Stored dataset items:
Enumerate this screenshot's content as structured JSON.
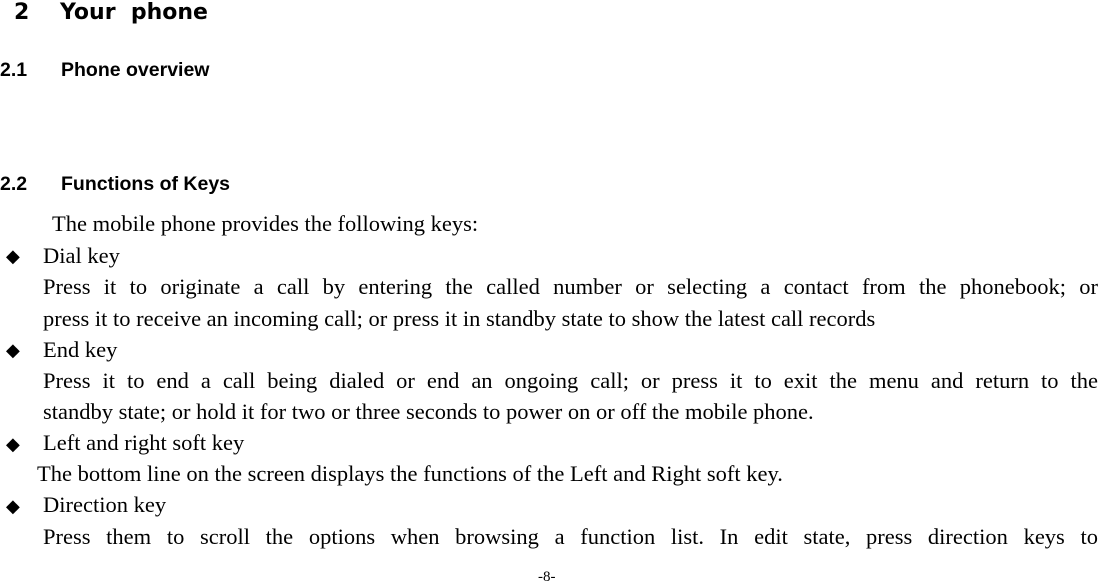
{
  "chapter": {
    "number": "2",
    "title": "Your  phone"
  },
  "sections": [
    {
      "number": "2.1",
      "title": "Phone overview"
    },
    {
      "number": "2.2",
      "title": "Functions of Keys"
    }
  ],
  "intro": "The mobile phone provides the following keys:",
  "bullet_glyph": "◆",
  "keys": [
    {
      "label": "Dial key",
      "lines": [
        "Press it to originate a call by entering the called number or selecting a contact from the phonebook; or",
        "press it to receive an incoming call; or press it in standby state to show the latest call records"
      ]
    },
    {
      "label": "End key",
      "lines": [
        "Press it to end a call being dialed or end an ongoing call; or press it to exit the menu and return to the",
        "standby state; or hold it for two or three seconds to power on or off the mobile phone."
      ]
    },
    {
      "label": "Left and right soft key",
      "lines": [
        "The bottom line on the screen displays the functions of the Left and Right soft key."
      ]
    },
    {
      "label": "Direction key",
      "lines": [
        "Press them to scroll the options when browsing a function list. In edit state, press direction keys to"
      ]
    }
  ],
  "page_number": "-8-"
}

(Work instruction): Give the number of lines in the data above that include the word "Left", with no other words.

(Result of the task): 2